(Stored items from a collection)
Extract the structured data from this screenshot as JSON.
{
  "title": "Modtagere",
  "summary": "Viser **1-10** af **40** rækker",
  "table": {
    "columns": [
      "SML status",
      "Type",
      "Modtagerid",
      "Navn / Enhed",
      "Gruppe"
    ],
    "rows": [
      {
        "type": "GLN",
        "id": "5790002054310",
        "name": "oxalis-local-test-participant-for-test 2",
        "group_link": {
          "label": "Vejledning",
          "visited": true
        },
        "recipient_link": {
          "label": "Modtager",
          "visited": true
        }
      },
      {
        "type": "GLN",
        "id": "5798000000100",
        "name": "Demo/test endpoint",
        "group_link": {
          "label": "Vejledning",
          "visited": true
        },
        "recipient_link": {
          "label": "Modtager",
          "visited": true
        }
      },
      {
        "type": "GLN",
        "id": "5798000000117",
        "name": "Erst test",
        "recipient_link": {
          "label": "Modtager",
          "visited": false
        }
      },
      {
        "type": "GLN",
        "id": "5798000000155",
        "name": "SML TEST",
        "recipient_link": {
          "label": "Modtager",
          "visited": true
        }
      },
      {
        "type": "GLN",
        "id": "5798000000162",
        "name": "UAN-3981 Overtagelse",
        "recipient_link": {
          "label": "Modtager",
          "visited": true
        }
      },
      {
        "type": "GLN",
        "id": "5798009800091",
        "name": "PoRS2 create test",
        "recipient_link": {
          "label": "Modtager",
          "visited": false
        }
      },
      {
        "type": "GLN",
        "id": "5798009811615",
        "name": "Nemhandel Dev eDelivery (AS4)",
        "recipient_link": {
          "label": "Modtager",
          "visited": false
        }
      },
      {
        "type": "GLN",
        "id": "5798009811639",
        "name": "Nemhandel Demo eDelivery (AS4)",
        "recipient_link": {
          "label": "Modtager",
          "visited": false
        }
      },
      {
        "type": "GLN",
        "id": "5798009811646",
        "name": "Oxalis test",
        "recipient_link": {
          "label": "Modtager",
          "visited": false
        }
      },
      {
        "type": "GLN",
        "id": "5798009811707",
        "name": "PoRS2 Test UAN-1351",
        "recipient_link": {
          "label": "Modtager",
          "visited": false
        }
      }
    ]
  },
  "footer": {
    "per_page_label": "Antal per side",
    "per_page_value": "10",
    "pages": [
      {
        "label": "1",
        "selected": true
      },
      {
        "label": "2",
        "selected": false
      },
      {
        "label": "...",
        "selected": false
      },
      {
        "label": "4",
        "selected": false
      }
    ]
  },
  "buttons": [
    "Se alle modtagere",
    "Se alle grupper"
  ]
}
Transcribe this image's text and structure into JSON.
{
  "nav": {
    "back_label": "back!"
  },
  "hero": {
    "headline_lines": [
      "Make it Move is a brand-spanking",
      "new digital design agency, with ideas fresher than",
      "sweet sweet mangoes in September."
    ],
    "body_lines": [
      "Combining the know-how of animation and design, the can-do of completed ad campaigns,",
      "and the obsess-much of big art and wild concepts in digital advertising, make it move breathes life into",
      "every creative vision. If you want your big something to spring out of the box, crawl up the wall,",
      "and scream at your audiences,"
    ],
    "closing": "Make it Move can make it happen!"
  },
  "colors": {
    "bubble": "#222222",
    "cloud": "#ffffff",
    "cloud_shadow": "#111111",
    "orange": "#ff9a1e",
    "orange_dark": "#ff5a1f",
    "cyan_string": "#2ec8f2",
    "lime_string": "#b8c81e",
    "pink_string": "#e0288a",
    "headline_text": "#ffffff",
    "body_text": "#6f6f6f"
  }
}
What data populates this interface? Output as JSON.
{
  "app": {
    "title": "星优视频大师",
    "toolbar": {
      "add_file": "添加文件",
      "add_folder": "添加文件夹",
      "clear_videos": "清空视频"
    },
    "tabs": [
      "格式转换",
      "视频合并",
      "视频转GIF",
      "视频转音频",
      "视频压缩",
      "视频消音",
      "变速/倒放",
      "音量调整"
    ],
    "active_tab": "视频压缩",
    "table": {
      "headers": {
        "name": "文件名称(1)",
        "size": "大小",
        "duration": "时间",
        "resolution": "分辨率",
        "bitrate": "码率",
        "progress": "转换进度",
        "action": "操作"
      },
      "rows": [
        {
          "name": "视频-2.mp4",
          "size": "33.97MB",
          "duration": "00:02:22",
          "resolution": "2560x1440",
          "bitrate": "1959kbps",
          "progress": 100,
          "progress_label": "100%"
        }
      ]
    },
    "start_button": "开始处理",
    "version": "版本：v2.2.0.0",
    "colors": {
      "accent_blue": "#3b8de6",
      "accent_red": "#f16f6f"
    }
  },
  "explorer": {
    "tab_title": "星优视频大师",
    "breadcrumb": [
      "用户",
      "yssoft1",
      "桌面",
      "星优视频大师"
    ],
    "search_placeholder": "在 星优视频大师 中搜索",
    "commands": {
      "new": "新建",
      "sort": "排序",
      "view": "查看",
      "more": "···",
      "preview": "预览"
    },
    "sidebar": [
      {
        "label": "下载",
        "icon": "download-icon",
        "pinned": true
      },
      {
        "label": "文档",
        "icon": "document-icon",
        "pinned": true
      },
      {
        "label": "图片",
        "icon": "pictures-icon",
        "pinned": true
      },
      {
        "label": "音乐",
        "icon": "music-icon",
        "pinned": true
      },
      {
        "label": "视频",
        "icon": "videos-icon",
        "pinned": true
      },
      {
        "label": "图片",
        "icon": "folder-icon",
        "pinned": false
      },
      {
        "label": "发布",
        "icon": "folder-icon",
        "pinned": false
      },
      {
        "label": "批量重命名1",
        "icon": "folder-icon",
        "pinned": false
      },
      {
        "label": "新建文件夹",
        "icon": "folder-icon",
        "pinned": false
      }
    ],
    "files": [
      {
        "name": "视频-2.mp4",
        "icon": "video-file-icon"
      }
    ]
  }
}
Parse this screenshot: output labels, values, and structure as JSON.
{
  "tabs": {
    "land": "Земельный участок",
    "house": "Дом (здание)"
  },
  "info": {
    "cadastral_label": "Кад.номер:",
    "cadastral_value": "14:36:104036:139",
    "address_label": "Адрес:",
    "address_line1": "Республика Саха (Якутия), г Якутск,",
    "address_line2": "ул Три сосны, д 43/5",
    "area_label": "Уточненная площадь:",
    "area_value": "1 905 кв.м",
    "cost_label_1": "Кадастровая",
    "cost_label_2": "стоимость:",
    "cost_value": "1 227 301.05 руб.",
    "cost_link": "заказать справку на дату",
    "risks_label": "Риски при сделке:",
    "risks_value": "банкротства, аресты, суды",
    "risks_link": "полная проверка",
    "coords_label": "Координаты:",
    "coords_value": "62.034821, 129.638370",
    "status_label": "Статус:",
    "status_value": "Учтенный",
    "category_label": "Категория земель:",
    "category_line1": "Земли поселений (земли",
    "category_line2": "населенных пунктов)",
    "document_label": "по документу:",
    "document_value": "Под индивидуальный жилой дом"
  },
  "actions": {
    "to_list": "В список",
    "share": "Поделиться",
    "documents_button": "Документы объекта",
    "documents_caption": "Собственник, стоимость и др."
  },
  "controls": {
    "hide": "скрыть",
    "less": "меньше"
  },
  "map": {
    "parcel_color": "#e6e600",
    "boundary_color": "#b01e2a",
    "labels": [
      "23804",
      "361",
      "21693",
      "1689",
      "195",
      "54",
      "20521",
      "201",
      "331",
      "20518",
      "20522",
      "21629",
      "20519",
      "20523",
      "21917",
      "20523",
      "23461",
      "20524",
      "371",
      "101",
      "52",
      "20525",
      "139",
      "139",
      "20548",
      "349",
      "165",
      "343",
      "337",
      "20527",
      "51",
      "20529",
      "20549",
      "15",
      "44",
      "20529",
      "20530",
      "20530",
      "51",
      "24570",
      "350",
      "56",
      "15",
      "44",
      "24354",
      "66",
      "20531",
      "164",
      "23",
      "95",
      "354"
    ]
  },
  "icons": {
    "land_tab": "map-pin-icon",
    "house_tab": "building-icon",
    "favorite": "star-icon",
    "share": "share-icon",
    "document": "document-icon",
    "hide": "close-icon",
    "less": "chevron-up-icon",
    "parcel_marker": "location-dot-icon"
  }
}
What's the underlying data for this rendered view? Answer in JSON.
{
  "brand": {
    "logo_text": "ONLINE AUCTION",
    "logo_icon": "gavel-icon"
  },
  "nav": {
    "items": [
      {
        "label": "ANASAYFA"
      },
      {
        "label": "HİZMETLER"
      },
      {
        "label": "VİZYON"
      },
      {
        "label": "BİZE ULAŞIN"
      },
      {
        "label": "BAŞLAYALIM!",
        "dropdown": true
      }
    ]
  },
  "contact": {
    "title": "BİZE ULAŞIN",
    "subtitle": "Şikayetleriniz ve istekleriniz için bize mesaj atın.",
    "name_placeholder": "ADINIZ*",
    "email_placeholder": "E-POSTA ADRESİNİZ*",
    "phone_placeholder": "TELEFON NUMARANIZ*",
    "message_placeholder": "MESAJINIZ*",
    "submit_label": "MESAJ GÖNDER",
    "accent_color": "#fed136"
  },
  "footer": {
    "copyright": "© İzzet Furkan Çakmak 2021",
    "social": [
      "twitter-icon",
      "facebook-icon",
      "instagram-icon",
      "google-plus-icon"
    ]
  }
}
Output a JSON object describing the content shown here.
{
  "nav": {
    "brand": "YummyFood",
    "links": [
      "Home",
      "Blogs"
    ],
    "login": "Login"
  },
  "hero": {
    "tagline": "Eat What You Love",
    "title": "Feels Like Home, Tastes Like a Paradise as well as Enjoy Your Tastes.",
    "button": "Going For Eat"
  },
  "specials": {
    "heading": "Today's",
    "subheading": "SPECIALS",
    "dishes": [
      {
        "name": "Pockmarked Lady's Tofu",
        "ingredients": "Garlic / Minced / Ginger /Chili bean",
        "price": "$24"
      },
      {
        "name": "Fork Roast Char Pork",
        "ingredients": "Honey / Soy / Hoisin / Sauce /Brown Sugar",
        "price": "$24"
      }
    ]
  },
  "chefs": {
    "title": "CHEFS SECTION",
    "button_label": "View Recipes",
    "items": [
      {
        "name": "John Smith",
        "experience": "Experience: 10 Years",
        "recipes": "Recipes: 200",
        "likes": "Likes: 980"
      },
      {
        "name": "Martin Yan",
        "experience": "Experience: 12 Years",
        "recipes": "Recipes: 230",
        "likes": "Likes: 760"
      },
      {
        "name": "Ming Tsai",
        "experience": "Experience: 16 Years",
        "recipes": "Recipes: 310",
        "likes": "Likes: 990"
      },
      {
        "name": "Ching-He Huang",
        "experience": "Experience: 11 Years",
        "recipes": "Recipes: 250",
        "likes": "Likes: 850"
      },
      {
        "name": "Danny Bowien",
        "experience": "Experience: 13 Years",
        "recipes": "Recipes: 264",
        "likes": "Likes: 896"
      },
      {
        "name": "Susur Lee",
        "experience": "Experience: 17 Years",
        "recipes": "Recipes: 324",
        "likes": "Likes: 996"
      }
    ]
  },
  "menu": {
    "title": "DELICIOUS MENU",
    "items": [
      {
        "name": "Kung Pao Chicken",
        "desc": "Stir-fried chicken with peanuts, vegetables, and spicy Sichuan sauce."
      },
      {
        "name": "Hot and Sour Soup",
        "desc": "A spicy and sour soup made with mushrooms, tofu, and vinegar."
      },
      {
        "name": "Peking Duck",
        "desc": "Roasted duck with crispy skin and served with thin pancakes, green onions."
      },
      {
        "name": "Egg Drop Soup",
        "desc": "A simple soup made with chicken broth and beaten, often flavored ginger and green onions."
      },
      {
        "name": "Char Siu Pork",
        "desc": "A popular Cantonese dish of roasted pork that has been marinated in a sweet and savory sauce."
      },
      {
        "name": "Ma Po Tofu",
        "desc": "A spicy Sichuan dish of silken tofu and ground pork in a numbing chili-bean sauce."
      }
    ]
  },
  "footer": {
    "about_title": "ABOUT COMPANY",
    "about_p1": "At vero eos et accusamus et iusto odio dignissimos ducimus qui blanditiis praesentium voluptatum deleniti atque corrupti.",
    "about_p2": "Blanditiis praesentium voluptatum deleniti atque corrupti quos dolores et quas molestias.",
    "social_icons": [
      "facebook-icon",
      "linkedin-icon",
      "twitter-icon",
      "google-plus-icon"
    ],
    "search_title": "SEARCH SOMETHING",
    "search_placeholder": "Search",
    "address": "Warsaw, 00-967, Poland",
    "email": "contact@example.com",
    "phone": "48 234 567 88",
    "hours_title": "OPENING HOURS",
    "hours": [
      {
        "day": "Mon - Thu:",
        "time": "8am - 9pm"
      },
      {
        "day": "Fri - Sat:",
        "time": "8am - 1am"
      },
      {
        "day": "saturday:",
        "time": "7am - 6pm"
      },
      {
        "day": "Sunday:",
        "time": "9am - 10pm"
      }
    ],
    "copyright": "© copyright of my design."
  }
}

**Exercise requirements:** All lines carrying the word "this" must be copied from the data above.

**Solved exercise:**
Extract the structured data from this screenshot as JSON.
Transcribe this image's text and structure into JSON.
What data populates this interface? Output as JSON.
Parse this screenshot: output labels, values, and structure as JSON.
What's the underlying data for this rendered view? Answer in JSON.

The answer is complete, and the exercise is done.